Problem to solve:
Tally the lines below that contain the word "icon", then give the tally and nothing more.

*** Exercise data Section Begins ***

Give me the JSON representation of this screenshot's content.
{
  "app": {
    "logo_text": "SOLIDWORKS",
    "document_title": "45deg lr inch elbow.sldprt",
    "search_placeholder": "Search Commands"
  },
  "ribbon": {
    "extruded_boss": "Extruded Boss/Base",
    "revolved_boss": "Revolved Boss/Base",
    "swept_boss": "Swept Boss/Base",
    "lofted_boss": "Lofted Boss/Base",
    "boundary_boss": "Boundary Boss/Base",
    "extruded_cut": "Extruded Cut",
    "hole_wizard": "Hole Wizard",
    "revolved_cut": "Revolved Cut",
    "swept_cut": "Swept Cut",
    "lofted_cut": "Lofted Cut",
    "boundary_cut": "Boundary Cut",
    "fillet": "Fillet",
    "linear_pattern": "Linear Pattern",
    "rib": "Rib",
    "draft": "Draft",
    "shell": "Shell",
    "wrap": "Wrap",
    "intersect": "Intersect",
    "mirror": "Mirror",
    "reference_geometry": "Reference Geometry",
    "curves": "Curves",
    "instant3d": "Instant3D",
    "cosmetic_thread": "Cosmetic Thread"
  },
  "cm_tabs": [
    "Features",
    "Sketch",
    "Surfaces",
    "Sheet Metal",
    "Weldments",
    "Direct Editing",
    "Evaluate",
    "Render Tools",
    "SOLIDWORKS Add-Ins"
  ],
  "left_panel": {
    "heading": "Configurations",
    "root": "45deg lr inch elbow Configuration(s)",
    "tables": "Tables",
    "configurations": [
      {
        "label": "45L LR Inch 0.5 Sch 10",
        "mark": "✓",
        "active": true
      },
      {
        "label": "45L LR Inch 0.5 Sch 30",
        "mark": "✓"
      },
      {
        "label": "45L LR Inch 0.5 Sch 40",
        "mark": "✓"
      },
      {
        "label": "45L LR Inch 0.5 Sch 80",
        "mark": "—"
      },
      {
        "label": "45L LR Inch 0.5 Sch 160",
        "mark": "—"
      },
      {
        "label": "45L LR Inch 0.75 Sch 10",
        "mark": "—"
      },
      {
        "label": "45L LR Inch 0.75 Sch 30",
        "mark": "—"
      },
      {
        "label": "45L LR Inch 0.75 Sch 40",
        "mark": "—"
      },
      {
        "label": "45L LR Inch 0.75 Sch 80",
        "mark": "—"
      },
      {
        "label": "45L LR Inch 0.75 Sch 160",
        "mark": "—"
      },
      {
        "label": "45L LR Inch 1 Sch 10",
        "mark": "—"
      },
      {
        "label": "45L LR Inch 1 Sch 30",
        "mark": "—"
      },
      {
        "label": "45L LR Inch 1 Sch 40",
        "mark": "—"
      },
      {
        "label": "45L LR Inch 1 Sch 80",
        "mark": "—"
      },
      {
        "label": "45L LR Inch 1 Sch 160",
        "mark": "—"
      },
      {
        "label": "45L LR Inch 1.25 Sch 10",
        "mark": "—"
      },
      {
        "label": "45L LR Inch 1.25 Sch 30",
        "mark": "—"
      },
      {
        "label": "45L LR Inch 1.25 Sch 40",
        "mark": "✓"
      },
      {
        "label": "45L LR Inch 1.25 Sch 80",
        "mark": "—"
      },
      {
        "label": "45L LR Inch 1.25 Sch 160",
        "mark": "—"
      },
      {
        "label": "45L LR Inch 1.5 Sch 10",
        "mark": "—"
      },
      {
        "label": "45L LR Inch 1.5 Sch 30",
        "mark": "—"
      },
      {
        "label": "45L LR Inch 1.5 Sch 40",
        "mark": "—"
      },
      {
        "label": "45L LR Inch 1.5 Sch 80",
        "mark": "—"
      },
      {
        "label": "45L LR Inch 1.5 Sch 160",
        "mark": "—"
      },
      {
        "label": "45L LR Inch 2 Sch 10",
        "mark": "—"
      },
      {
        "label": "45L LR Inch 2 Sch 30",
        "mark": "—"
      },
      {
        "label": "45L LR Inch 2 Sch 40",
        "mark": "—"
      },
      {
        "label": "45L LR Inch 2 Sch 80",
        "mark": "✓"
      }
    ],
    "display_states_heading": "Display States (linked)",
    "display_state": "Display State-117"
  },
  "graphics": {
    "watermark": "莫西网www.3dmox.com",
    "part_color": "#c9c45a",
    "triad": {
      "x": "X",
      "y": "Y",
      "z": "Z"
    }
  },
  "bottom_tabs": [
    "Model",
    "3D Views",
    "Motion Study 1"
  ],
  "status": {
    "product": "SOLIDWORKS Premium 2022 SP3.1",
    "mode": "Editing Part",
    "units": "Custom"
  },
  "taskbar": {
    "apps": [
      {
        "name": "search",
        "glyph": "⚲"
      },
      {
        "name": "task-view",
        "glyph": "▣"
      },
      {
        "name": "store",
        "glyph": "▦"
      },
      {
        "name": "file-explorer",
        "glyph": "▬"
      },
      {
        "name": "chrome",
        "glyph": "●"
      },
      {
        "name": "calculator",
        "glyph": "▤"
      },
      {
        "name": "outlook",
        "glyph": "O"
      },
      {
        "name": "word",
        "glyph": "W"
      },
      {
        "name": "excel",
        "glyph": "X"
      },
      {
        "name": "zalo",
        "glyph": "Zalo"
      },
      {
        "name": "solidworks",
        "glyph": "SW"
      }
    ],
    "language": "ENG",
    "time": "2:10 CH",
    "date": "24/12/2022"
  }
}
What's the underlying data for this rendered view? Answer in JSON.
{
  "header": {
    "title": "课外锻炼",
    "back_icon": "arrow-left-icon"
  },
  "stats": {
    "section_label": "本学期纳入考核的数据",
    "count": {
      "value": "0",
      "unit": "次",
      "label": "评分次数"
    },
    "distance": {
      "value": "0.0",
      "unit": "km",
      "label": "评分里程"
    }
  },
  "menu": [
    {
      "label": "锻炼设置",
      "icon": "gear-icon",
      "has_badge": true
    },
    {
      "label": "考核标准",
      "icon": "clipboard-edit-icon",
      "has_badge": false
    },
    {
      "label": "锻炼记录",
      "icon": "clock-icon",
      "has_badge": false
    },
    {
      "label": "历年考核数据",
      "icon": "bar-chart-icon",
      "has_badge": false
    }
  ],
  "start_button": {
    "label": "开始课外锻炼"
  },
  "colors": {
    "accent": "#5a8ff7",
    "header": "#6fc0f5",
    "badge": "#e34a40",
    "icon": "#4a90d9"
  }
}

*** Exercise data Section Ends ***

Your response:
6